MONTREAL, Que. — Montreal’s Port boss says he can see the light at the end of these dark economic times.
“Ports normally are a precursor of what’s going to happen,” says Taddeo. “All the ports of the world — New York, Halifax, Rotterdam — have witnessed a decrease.”
Taddeo tells local media the decline in steel shipments for the auto and construction industries cut the Port of Montreal’s 2001 profits in about half from $6 million a year earlier to an estimated $2.5 to $3 million.
He adds Montreal is now seeing benefits from more efficient railway transport that can move containers inland to Chicago within 36 hours. His goal is to reduce the time to 24 hours.
He credits these advancements in part with helping Montreal to secure freight from Mediterranean Shipping Corp., which traditionally called on Halifax.
“They will no longer be dealing with the Port of Halifax to reach Ontario and American markets,” says Taddeo. “They’ve seen the light.
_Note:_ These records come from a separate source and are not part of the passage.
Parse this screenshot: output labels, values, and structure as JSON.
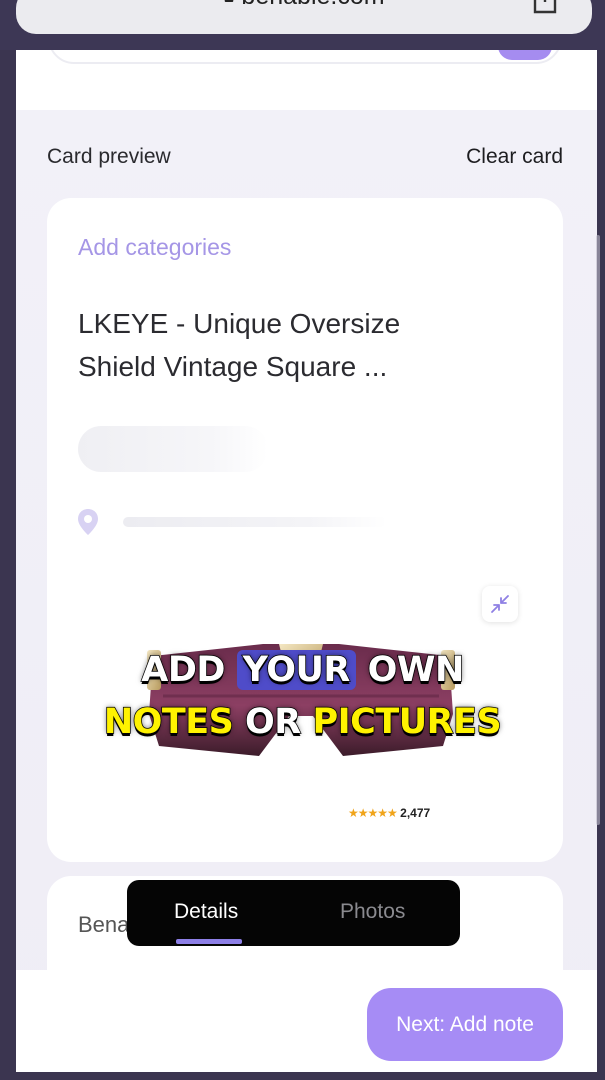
{
  "browser": {
    "url": "benable.com"
  },
  "header": {
    "section_label": "Card preview",
    "clear_label": "Clear card"
  },
  "card": {
    "add_categories": "Add categories",
    "title_line1": "LKEYE - Unique Oversize",
    "title_line2": "Shield Vintage Square ..."
  },
  "overlay": {
    "line1_pre": "ADD",
    "line1_hl": "YOUR",
    "line1_post": "OWN",
    "line2_a": "NOTES",
    "line2_b": "OR",
    "line2_c": "PICTURES"
  },
  "product": {
    "stars": "★★★★★",
    "review_count": "2,477"
  },
  "card2": {
    "label": "Bena"
  },
  "tabs": [
    {
      "label": "Details",
      "active": true
    },
    {
      "label": "Photos",
      "active": false
    }
  ],
  "footer": {
    "next_label": "Next: Add note"
  },
  "colors": {
    "accent": "#a68cf5",
    "highlight": "#4f4cc9",
    "caption_yellow": "#fff200"
  }
}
The more you go inland on water, the cheaper it is in the long run.”
He also notes there’s no government funding for the Port of Montreal, “Ottawa doesn’t give us a red cent” — despite this, the facility intends to spend nearly $40 million this year on improving its facilities.
Truck News is Canada's leading trucking newspaper - news and information for trucking companies, owner/operators, truck drivers and logistics professionals working in the Canadian trucking industry. All posts by Truck News